Clinical trial of potential vaccine for coeliac disease
22 Mar 2018
USC’s Clinical Trials Centre will launch a clinical trial of a new vaccine on 23 March that aims to improve the lives of those with coeliac disease by ‘switching off’ the immune response to gluten.
Coeliac disease is a serious chronic medical condition in which the ingestion of gluten, even in small amounts, leads to an immune response that causes damage to the small intestine.
Sufferers struggle with various gastrointestinal symptoms and, if untreated, face potentially serious complications. Currently, the only way to manage the disease is by the strict avoidance of gluten in the diet.
He said the trial would be conducted alongside gastroenterologist Dr James Daveson at the Clinical Trial Centre on Sippy Downs Drive, Sippy Downs.
Dr Daveson said a gluten-free diet was exceptionally demanding for patients, expensive and difficult to maintain as gluten was used extensively in modern food production.
“There is a real unmet need for therapies other than the gluten-free diet for some people with coeliac disease,” he said. “This is a very exciting potential new therapy that has been undergoing clinical trials for several years now.”
Dr Daveson said the investigational vaccine might potentially restore gluten tolerance in coeliac disease sufferers.
Adults between the ages of 18 and 70 can take part in this trial if they have medically diagnosed coeliac disease and have been following a strict gluten-free diet for 12 months or more.
Those who meet the criteria and are enrolled in the study will be compensated for their time.

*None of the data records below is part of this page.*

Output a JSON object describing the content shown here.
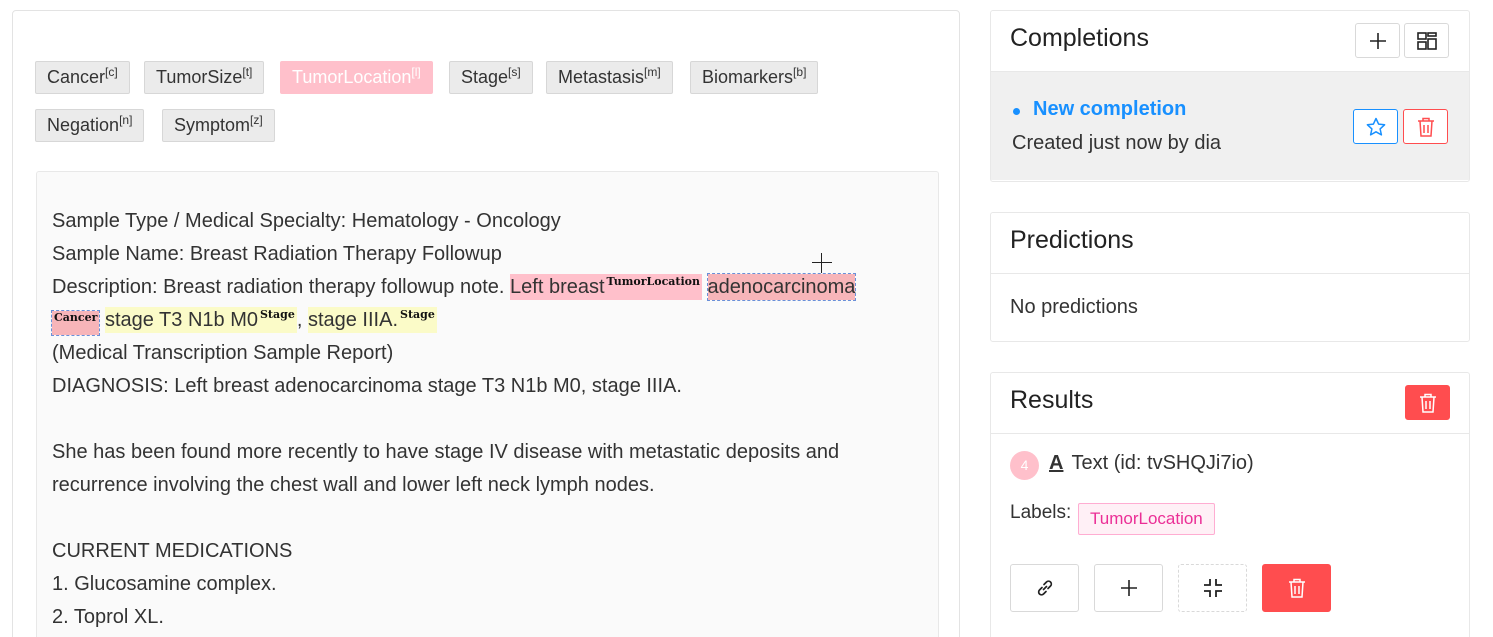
{
  "labels": [
    {
      "name": "Cancer",
      "key": "c",
      "active": false
    },
    {
      "name": "TumorSize",
      "key": "t",
      "active": false
    },
    {
      "name": "TumorLocation",
      "key": "l",
      "active": true
    },
    {
      "name": "Stage",
      "key": "s",
      "active": false
    },
    {
      "name": "Metastasis",
      "key": "m",
      "active": false
    },
    {
      "name": "Biomarkers",
      "key": "b",
      "active": false
    },
    {
      "name": "Negation",
      "key": "n",
      "active": false
    },
    {
      "name": "Symptom",
      "key": "z",
      "active": false
    }
  ],
  "document": {
    "line1": "Sample Type / Medical Specialty: Hematology - Oncology",
    "line2": "Sample Name: Breast Radiation Therapy Followup",
    "line3_pre": "Description: Breast radiation therapy followup note. ",
    "span_left_breast": "Left breast",
    "tag_tumor_location": "TumorLocation",
    "span_adenocarcinoma": "adenocarcinoma",
    "tag_cancer": "Cancer",
    "span_stage1": "stage T3 N1b M0",
    "tag_stage1": "Stage",
    "comma": ", ",
    "span_stage2": "stage IIIA.",
    "tag_stage2": "Stage",
    "line5": "(Medical Transcription Sample Report)",
    "line6": "DIAGNOSIS: Left breast adenocarcinoma stage T3 N1b M0, stage IIIA.",
    "line8": "She has been found more recently to have stage IV disease with metastatic deposits and",
    "line9": "recurrence involving the chest wall and lower left neck lymph nodes.",
    "line11": "CURRENT MEDICATIONS",
    "line12": "1. Glucosamine complex.",
    "line13": "2. Toprol XL."
  },
  "completions": {
    "title": "Completions",
    "item_name": "New completion",
    "item_sub": "Created just now by dia"
  },
  "predictions": {
    "title": "Predictions",
    "empty": "No predictions"
  },
  "results": {
    "title": "Results",
    "region_index": "4",
    "region_icon_glyph": "A",
    "region_text": "Text (id: tvSHQJi7io)",
    "labels_prefix": "Labels:",
    "label_chip": "TumorLocation"
  },
  "colors": {
    "tumor_location": "#ffc0cb",
    "cancer": "#f7b5b9",
    "stage": "#fbfbc8",
    "accent": "#1890ff",
    "danger": "#ff4d4f"
  }
}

Patients interested in participating can go to www.joinourtrials.com or phone (07) 5456 3797.
- Janelle Kirkland
Study to assess patient confidence in clinical trials9 Jan
USC Clinical Trials will this year develop a new way to evaluate and improve the experience of medical trial participants, thanks to a new grant.
Clinical trial of medication that targets triglycerides1 Dec 2019
USC Clinical Trials will participate in a study of an investigational medication for the treatment of dyslipidaemia – a condition that involves abnormally elevated levels of lipids (fats) in the blood.